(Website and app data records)
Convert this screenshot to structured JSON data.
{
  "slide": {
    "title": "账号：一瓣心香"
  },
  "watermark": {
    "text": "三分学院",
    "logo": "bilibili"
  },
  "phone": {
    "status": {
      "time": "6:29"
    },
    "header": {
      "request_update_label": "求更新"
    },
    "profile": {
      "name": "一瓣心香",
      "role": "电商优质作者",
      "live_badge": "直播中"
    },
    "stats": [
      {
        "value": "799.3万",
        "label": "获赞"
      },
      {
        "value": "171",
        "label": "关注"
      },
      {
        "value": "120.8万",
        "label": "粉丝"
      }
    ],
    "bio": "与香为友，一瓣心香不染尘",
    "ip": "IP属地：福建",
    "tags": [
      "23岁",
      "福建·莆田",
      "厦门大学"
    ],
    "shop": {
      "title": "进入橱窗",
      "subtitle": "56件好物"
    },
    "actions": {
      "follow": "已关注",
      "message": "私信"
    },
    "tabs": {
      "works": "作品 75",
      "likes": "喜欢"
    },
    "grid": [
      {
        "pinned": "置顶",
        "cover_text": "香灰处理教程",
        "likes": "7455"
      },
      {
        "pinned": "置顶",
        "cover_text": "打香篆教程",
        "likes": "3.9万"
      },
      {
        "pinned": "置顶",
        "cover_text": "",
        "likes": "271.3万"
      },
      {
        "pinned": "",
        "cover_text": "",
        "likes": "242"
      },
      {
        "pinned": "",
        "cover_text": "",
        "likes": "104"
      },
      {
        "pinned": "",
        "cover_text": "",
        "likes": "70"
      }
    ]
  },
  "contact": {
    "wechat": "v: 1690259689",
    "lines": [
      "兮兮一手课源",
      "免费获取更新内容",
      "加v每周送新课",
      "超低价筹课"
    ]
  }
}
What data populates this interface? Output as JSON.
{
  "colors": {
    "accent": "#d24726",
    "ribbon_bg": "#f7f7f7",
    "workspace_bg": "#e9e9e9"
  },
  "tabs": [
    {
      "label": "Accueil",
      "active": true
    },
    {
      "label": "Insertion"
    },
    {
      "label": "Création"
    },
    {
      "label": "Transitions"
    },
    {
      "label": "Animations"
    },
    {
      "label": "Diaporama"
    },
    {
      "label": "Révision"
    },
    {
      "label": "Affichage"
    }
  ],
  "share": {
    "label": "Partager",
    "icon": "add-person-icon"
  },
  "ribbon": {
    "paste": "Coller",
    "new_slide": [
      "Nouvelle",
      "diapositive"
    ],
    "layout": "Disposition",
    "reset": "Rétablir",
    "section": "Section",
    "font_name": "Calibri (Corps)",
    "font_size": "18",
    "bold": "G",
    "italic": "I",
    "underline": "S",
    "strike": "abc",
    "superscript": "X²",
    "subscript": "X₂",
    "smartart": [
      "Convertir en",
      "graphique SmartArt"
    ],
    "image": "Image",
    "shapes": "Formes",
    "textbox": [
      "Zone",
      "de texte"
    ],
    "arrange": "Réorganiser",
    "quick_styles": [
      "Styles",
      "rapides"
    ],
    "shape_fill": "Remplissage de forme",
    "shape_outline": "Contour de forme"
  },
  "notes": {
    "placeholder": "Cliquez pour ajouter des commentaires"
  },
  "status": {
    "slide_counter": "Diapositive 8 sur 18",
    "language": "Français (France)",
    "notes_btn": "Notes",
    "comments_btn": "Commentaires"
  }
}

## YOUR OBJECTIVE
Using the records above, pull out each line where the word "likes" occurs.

## EXERCISE OUTPUT
      "likes": "喜欢"
        "likes": "7455"
        "likes": "3.9万"
        "likes": "271.3万"
        "likes": "242"
        "likes": "104"
        "likes": "70"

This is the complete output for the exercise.